Monday morning, Kakumyo, Gyokuko, Jyoshin, and I go back for the big metal tray filled with bones. David has left it for us to sort, on top of the crushing machine he usually uses to turn bones into ash. They are frail but easy to recognize, and we can sort them like pieces of a jigsaw puzzle: vertebrae, part of the pelvis, metatarsals, sections of ulna and radius with epiphyses. Pieces of the ribs, parts of the skull, some with pink and black marks that I think might be the sterile traces of blood and brain. Then we set aside little pieces to share with disciples and friends.

I notice a strange tool on the shelf, a heavy iron weight with a flat plate on one side and a round knob on the other. David has been patiently hovering nearby. What is this for? I ask him. Usually we put adults in the machine, he says. But that is for the babies.

We put the urn on the altar and a bag of bones in the bottom drawer. Later I remember to call the sacristan and warn her about the bottom drawer.

In the weeks to come, I will bake a cake in the middle of the afternoon and leave out the sugar. I will go to the gym at odd hours, filled with nervous energy, and then feel too tired to walk home. I will watch a lot of television and read until very late at night and have many strange dreams that evaporate in the morning light. I will wake each morning to the shock, and take a deep breath, and reset my compass to this new world. We do a memorial on a muddy corner of the land, pockmarked with construction debris and trailers, and a great blue heron rises out of the long grass beside us and flaps away, slow as a cloud. I lead the death and dying study group, having changed the syllabus so we talk about grief sooner than I’d planned. In the weeks to come, I look sometimes at the last email he sent me, his last communication, the day before he died: Jiko, what say you? I think about what I shall say.

But that afternoon, after we sorted the bones, I was happy. I felt my no dissolve like cloud and smoke into a great spaciousness, warm and deep and calm—a slow wave, bright and quiet. A wave of happiness. What a luminous world.

That night, in the strange, pleasant, hypnagogic stillness, I had a waking dream, Kyogen’s life in a flickering rush: his face, young and then old, laughing, serious, silent, thoughtful; his slow, nodding attention while I talked; his dead body; the decaying leftovers; the coffin sliding into the furnace; the tray of bones, the bag of bits in the bottom drawer. All this flashed past me, disappearing as I watched.

We are a loose collection glued briefly into a provisional thing called self, and all such things are bound to dissolution. How could this be otherwise? I can hear him chuckling beside me. What did you expect? he asks. And I laugh. This little bag, these bits of bone.
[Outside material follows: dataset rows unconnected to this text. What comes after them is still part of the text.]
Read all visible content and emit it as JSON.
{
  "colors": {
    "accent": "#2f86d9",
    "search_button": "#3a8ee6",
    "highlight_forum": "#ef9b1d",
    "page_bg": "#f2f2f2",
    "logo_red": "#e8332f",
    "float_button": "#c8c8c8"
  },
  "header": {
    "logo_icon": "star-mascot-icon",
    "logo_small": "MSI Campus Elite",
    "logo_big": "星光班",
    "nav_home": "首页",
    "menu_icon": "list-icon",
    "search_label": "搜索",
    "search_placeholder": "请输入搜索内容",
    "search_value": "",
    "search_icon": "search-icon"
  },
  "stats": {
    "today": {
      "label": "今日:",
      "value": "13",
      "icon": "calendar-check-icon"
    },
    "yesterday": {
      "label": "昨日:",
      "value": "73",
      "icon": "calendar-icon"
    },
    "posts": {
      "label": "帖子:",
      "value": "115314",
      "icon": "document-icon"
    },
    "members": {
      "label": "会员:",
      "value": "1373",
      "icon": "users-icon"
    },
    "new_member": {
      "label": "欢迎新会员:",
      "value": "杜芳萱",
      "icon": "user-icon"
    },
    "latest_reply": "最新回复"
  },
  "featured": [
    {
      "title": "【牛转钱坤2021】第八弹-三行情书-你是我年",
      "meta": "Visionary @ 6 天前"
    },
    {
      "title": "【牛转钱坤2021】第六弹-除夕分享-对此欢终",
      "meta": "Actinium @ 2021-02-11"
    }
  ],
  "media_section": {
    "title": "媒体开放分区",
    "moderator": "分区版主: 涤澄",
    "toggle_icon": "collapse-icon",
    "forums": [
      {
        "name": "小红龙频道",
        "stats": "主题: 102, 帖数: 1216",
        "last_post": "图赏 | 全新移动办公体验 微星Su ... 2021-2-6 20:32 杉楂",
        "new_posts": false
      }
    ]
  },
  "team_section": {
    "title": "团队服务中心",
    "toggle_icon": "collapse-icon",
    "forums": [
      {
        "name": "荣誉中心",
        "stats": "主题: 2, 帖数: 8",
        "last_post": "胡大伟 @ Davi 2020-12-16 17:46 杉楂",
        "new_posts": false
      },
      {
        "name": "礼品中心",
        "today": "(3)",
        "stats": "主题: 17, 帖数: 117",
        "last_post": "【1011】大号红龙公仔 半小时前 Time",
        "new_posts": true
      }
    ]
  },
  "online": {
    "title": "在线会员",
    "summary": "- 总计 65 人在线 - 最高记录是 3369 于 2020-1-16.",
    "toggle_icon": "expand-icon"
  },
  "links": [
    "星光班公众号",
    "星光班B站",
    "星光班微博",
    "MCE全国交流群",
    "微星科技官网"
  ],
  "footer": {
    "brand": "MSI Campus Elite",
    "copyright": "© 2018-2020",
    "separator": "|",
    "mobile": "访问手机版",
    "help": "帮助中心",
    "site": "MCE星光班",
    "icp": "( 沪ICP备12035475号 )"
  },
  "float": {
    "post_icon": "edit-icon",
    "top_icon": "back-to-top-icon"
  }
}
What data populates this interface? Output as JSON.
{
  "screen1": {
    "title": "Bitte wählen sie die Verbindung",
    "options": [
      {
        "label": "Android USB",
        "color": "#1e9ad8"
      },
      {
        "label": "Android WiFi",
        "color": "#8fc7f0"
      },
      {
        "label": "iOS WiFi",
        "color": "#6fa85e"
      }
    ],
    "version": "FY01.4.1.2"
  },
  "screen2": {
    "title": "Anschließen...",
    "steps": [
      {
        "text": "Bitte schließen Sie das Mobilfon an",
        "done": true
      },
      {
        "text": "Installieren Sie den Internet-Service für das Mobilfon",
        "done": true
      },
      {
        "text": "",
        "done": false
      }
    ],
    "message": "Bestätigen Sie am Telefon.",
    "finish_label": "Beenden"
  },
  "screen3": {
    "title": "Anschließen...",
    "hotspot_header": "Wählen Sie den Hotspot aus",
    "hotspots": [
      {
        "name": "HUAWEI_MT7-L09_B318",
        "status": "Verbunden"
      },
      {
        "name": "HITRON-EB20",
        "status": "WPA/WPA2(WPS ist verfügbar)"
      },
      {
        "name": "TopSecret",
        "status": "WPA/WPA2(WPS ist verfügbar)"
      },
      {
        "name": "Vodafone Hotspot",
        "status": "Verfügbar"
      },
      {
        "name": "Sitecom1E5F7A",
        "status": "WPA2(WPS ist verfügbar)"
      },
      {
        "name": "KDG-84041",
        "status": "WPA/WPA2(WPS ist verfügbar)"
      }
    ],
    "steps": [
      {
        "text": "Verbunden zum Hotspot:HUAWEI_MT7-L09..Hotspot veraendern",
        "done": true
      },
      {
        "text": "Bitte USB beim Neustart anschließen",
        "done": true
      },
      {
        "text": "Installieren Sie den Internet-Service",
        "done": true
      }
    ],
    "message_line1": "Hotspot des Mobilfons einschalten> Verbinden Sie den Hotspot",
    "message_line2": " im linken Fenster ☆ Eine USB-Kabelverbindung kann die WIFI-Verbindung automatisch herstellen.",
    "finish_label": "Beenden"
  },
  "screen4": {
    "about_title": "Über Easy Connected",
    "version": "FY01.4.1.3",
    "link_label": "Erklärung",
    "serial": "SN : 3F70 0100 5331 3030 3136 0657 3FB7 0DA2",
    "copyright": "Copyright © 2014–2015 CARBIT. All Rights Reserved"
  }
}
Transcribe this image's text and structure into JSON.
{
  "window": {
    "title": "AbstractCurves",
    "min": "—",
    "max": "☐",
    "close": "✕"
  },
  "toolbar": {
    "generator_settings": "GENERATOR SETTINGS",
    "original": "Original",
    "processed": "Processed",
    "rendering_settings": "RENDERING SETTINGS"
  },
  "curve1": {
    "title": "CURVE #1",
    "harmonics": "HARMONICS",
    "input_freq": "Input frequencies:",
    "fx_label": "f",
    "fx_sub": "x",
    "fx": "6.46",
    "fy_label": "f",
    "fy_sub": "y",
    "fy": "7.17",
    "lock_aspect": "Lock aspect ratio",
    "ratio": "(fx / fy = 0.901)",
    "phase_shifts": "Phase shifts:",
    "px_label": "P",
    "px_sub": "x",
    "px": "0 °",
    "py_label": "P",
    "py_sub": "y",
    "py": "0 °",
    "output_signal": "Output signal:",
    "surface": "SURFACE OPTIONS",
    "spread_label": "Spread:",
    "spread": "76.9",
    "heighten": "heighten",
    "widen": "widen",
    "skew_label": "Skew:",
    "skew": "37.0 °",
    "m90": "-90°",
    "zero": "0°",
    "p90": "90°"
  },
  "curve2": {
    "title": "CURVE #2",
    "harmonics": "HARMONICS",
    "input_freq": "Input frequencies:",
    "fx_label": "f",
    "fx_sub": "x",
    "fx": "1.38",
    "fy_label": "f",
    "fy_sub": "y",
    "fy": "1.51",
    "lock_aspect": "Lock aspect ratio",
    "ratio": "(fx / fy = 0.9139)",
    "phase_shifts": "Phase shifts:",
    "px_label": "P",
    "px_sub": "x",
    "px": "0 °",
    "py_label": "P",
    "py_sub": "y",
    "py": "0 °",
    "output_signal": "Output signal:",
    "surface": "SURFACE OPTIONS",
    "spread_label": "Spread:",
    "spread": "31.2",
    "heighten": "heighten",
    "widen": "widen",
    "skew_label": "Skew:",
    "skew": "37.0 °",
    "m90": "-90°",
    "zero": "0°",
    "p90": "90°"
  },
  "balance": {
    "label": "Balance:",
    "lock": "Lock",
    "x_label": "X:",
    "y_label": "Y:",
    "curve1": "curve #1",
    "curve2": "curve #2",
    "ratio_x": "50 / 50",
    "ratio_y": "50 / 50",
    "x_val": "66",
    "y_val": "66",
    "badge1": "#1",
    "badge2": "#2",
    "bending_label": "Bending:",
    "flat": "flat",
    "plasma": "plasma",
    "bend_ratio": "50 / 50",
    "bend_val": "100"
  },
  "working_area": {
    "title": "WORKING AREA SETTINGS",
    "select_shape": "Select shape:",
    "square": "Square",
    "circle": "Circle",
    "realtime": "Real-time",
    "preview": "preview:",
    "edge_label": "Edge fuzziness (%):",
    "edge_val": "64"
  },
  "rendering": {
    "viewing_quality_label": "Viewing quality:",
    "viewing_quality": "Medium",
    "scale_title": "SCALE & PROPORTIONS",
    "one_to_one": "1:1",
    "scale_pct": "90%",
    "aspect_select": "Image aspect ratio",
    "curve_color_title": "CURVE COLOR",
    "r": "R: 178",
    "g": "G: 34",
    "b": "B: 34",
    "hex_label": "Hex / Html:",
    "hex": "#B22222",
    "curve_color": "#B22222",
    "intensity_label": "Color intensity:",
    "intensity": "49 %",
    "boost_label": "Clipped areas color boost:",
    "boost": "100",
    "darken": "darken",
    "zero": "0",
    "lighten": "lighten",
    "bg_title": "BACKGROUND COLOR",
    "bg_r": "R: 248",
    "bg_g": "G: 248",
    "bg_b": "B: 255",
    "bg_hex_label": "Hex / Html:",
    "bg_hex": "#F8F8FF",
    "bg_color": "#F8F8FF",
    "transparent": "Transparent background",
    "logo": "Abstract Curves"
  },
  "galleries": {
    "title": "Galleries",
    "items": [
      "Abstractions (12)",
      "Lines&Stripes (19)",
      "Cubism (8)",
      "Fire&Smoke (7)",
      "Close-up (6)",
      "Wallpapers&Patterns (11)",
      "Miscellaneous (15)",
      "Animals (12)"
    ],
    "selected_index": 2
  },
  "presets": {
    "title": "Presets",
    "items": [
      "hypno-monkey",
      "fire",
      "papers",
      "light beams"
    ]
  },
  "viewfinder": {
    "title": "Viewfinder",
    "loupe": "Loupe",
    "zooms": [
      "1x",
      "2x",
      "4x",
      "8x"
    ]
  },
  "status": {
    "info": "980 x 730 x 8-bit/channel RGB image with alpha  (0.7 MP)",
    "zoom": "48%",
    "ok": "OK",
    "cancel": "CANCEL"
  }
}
How obvious and whole.

Sallie Jiko Tisdale

Sallie Jiko Tisdale

Sallie Jiko Tisdale is a lay dharma teacher at Dharma Rain Zen Center in Portland, Oregon. She is the author of several books, including the recent Advice for Future Corpses (and Those Who Love Them).